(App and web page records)
....................
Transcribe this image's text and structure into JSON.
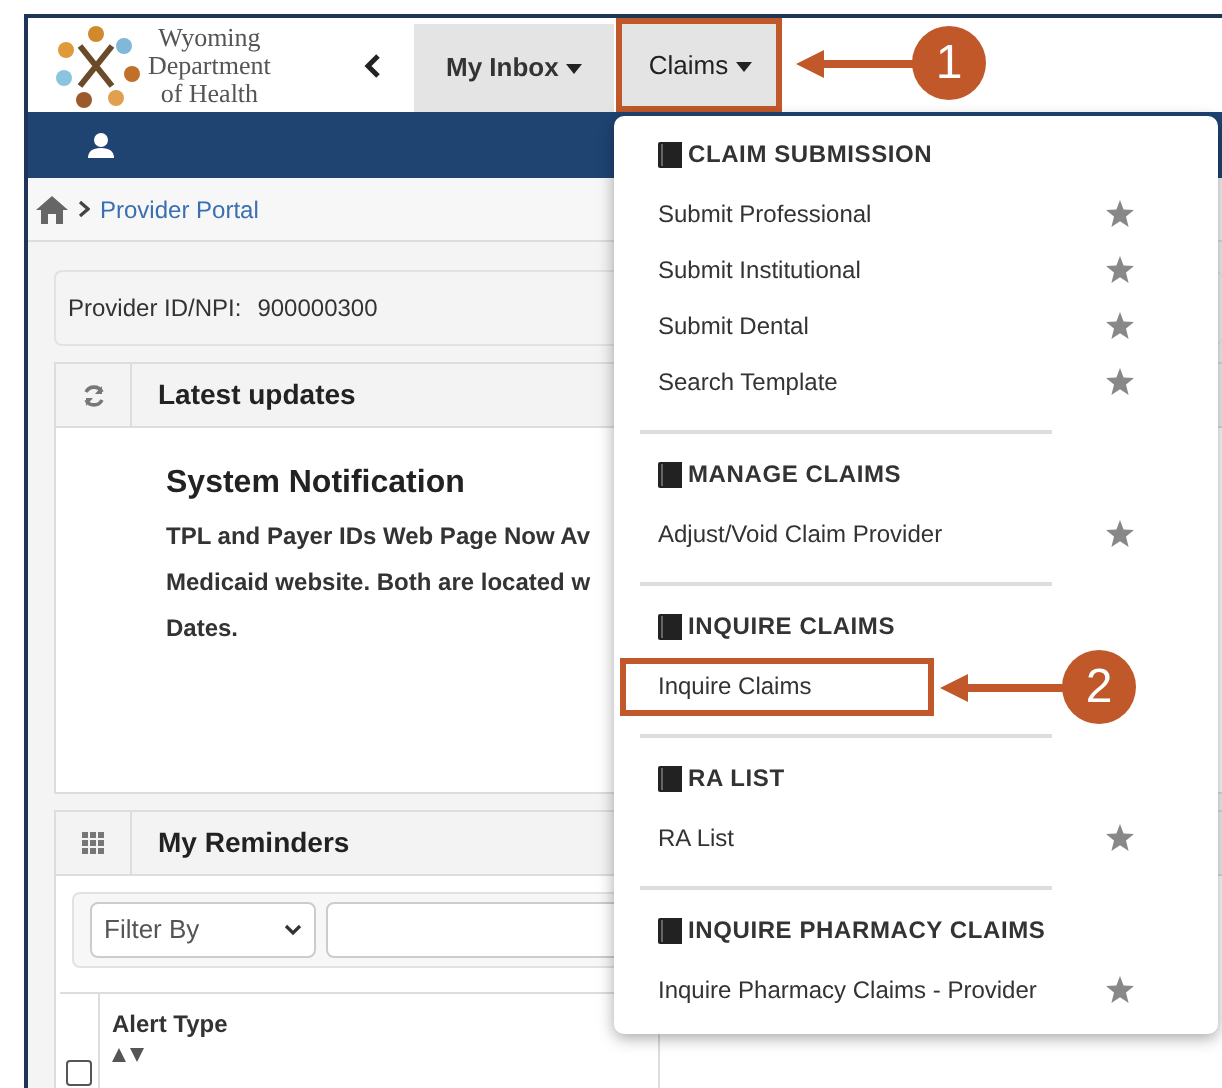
{
  "logo": {
    "lines": [
      "Wyoming",
      "Department",
      "of Health"
    ]
  },
  "nav_tabs": [
    {
      "label": "My Inbox",
      "selected": false
    },
    {
      "label": "Claims",
      "selected": true
    }
  ],
  "breadcrumb": [
    "Provider Portal"
  ],
  "provider": {
    "label": "Provider ID/NPI:",
    "value": "900000300"
  },
  "latest_updates": {
    "title": "Latest updates",
    "heading": "System Notification",
    "lines": [
      "TPL and Payer IDs Web Page Now Av",
      "Medicaid website. Both are located w",
      "Dates."
    ]
  },
  "reminders": {
    "title": "My Reminders",
    "filter": "Filter By",
    "columns": [
      "Alert Type"
    ],
    "select_all": {
      "checked": false
    }
  },
  "menu": [
    {
      "title": "CLAIM SUBMISSION",
      "items": [
        {
          "label": "Submit Professional",
          "favorite": true
        },
        {
          "label": "Submit Institutional",
          "favorite": true
        },
        {
          "label": "Submit Dental",
          "favorite": true
        },
        {
          "label": "Search Template",
          "favorite": true
        }
      ]
    },
    {
      "title": "MANAGE CLAIMS",
      "items": [
        {
          "label": "Adjust/Void Claim Provider",
          "favorite": true
        }
      ]
    },
    {
      "title": "INQUIRE CLAIMS",
      "items": [
        {
          "label": "Inquire Claims"
        }
      ]
    },
    {
      "title": "RA LIST",
      "items": [
        {
          "label": "RA List",
          "favorite": true
        }
      ]
    },
    {
      "title": "INQUIRE PHARMACY CLAIMS",
      "items": [
        {
          "label": "Inquire Pharmacy Claims - Provider",
          "favorite": true
        }
      ]
    }
  ],
  "callouts": [
    {
      "label": "1"
    },
    {
      "label": "2"
    }
  ]
}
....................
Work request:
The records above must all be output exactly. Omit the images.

Result of this exercise:
Transcribe this image's text and structure into JSON.
{
  "logo": {
    "lines": [
      "Wyoming",
      "Department",
      "of Health"
    ]
  },
  "nav_tabs": [
    {
      "label": "My Inbox",
      "selected": false
    },
    {
      "label": "Claims",
      "selected": true
    }
  ],
  "breadcrumb": [
    "Provider Portal"
  ],
  "provider": {
    "label": "Provider ID/NPI:",
    "value": "900000300"
  },
  "latest_updates": {
    "title": "Latest updates",
    "heading": "System Notification",
    "lines": [
      "TPL and Payer IDs Web Page Now Av",
      "Medicaid website. Both are located w",
      "Dates."
    ]
  },
  "reminders": {
    "title": "My Reminders",
    "filter": "Filter By",
    "columns": [
      "Alert Type"
    ],
    "select_all": {
      "checked": false
    }
  },
  "menu": [
    {
      "title": "CLAIM SUBMISSION",
      "items": [
        {
          "label": "Submit Professional",
          "favorite": true
        },
        {
          "label": "Submit Institutional",
          "favorite": true
        },
        {
          "label": "Submit Dental",
          "favorite": true
        },
        {
          "label": "Search Template",
          "favorite": true
        }
      ]
    },
    {
      "title": "MANAGE CLAIMS",
      "items": [
        {
          "label": "Adjust/Void Claim Provider",
          "favorite": true
        }
      ]
    },
    {
      "title": "INQUIRE CLAIMS",
      "items": [
        {
          "label": "Inquire Claims"
        }
      ]
    },
    {
      "title": "RA LIST",
      "items": [
        {
          "label": "RA List",
          "favorite": true
        }
      ]
    },
    {
      "title": "INQUIRE PHARMACY CLAIMS",
      "items": [
        {
          "label": "Inquire Pharmacy Claims - Provider",
          "favorite": true
        }
      ]
    }
  ],
  "callouts": [
    {
      "label": "1"
    },
    {
      "label": "2"
    }
  ]
}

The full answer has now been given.